Dataset entries
====================

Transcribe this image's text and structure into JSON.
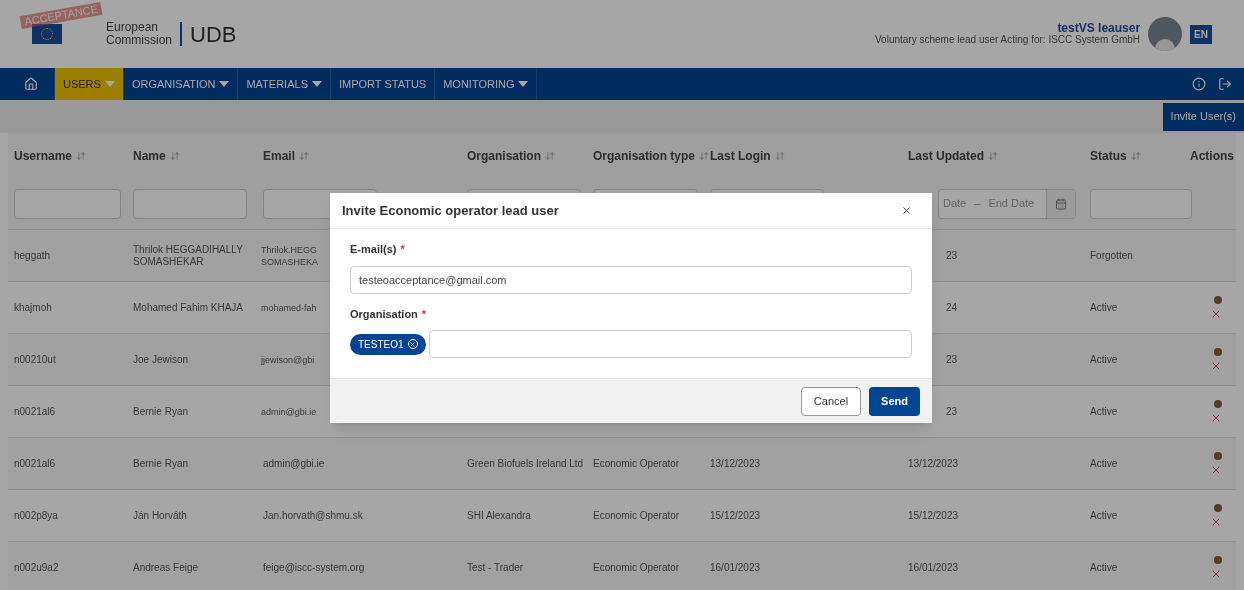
{
  "header": {
    "stamp": "ACCEPTANCE",
    "org_line1": "European",
    "org_line2": "Commission",
    "app": "UDB",
    "user_name": "testVS leauser",
    "user_role": "Voluntary scheme lead user Acting for: ISCC System GmbH",
    "language": "EN"
  },
  "nav": [
    {
      "label": "USERS",
      "has_menu": true,
      "selected": true
    },
    {
      "label": "ORGANISATION",
      "has_menu": true,
      "selected": false
    },
    {
      "label": "MATERIALS",
      "has_menu": true,
      "selected": false
    },
    {
      "label": "IMPORT STATUS",
      "has_menu": false,
      "selected": false
    },
    {
      "label": "MONITORING",
      "has_menu": true,
      "selected": false
    }
  ],
  "invite_button": "Invite User(s)",
  "table": {
    "columns": [
      {
        "label": "Username",
        "sortable": true
      },
      {
        "label": "Name",
        "sortable": true
      },
      {
        "label": "Email",
        "sortable": true
      },
      {
        "label": "Organisation",
        "sortable": true
      },
      {
        "label": "Organisation type",
        "sortable": true
      },
      {
        "label": "Last Login",
        "sortable": true
      },
      {
        "label": "Last Updated",
        "sortable": true
      },
      {
        "label": "Status",
        "sortable": true
      },
      {
        "label": "Actions",
        "sortable": false
      }
    ],
    "date_filter": {
      "start": "Date",
      "separator": "–",
      "end": "End Date"
    },
    "rows": [
      {
        "under_dialog": true,
        "cells": [
          "heggath",
          "Thrilok HEGGADIHALLY SOMASHEKAR",
          "Thrilok.HEGG SOMASHEKA",
          "",
          "",
          "",
          "23",
          "Forgotten"
        ],
        "actions": false
      },
      {
        "under_dialog": true,
        "cells": [
          "khajmoh",
          "Mohamed Fahim KHAJA",
          "mohamed-fah",
          "",
          "",
          "",
          "24",
          "Active"
        ],
        "actions": true
      },
      {
        "under_dialog": true,
        "cells": [
          "n00210ut",
          "Joe Jewison",
          "jjewison@gbi",
          "",
          "",
          "",
          "23",
          "Active"
        ],
        "actions": true
      },
      {
        "under_dialog": true,
        "cells": [
          "n0021al6",
          "Bernie Ryan",
          "admin@gbi.ie",
          "",
          "",
          "",
          "23",
          "Active"
        ],
        "actions": true
      },
      {
        "under_dialog": false,
        "cells": [
          "n0021al6",
          "Bernie Ryan",
          "admin@gbi.ie",
          "Green Biofuels Ireland Ltd",
          "Economic Operator",
          "13/12/2023",
          "13/12/2023",
          "Active"
        ],
        "actions": true
      },
      {
        "under_dialog": false,
        "cells": [
          "n002p8ya",
          "Ján Horváth",
          "Jan.horvath@shmu.sk",
          "SHI Alexandra",
          "Economic Operator",
          "15/12/2023",
          "15/12/2023",
          "Active"
        ],
        "actions": true
      },
      {
        "under_dialog": false,
        "cells": [
          "n002u9a2",
          "Andreas Feige",
          "feige@iscc-system.org",
          "Test - Trader",
          "Economic Operator",
          "16/01/2023",
          "16/01/2023",
          "Active"
        ],
        "actions": true
      }
    ]
  },
  "dialog": {
    "title": "Invite Economic operator lead user",
    "email_label": "E-mail(s)",
    "email_required_mark": "*",
    "email_value": "testeoacceptance@gmail.com",
    "org_label": "Organisation",
    "org_required_mark": "*",
    "org_tags": [
      "TESTEO1"
    ],
    "cancel": "Cancel",
    "send": "Send"
  }
}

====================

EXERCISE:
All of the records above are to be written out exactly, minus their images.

ANSWER BOX:
Transcribe this image's text and structure into JSON.
{
  "header": {
    "stamp": "ACCEPTANCE",
    "org_line1": "European",
    "org_line2": "Commission",
    "app": "UDB",
    "user_name": "testVS leauser",
    "user_role": "Voluntary scheme lead user Acting for: ISCC System GmbH",
    "language": "EN"
  },
  "nav": [
    {
      "label": "USERS",
      "has_menu": true,
      "selected": true
    },
    {
      "label": "ORGANISATION",
      "has_menu": true,
      "selected": false
    },
    {
      "label": "MATERIALS",
      "has_menu": true,
      "selected": false
    },
    {
      "label": "IMPORT STATUS",
      "has_menu": false,
      "selected": false
    },
    {
      "label": "MONITORING",
      "has_menu": true,
      "selected": false
    }
  ],
  "invite_button": "Invite User(s)",
  "table": {
    "columns": [
      {
        "label": "Username",
        "sortable": true
      },
      {
        "label": "Name",
        "sortable": true
      },
      {
        "label": "Email",
        "sortable": true
      },
      {
        "label": "Organisation",
        "sortable": true
      },
      {
        "label": "Organisation type",
        "sortable": true
      },
      {
        "label": "Last Login",
        "sortable": true
      },
      {
        "label": "Last Updated",
        "sortable": true
      },
      {
        "label": "Status",
        "sortable": true
      },
      {
        "label": "Actions",
        "sortable": false
      }
    ],
    "date_filter": {
      "start": "Date",
      "separator": "–",
      "end": "End Date"
    },
    "rows": [
      {
        "under_dialog": true,
        "cells": [
          "heggath",
          "Thrilok HEGGADIHALLY SOMASHEKAR",
          "Thrilok.HEGG SOMASHEKA",
          "",
          "",
          "",
          "23",
          "Forgotten"
        ],
        "actions": false
      },
      {
        "under_dialog": true,
        "cells": [
          "khajmoh",
          "Mohamed Fahim KHAJA",
          "mohamed-fah",
          "",
          "",
          "",
          "24",
          "Active"
        ],
        "actions": true
      },
      {
        "under_dialog": true,
        "cells": [
          "n00210ut",
          "Joe Jewison",
          "jjewison@gbi",
          "",
          "",
          "",
          "23",
          "Active"
        ],
        "actions": true
      },
      {
        "under_dialog": true,
        "cells": [
          "n0021al6",
          "Bernie Ryan",
          "admin@gbi.ie",
          "",
          "",
          "",
          "23",
          "Active"
        ],
        "actions": true
      },
      {
        "under_dialog": false,
        "cells": [
          "n0021al6",
          "Bernie Ryan",
          "admin@gbi.ie",
          "Green Biofuels Ireland Ltd",
          "Economic Operator",
          "13/12/2023",
          "13/12/2023",
          "Active"
        ],
        "actions": true
      },
      {
        "under_dialog": false,
        "cells": [
          "n002p8ya",
          "Ján Horváth",
          "Jan.horvath@shmu.sk",
          "SHI Alexandra",
          "Economic Operator",
          "15/12/2023",
          "15/12/2023",
          "Active"
        ],
        "actions": true
      },
      {
        "under_dialog": false,
        "cells": [
          "n002u9a2",
          "Andreas Feige",
          "feige@iscc-system.org",
          "Test - Trader",
          "Economic Operator",
          "16/01/2023",
          "16/01/2023",
          "Active"
        ],
        "actions": true
      }
    ]
  },
  "dialog": {
    "title": "Invite Economic operator lead user",
    "email_label": "E-mail(s)",
    "email_required_mark": "*",
    "email_value": "testeoacceptance@gmail.com",
    "org_label": "Organisation",
    "org_required_mark": "*",
    "org_tags": [
      "TESTEO1"
    ],
    "cancel": "Cancel",
    "send": "Send"
  }
}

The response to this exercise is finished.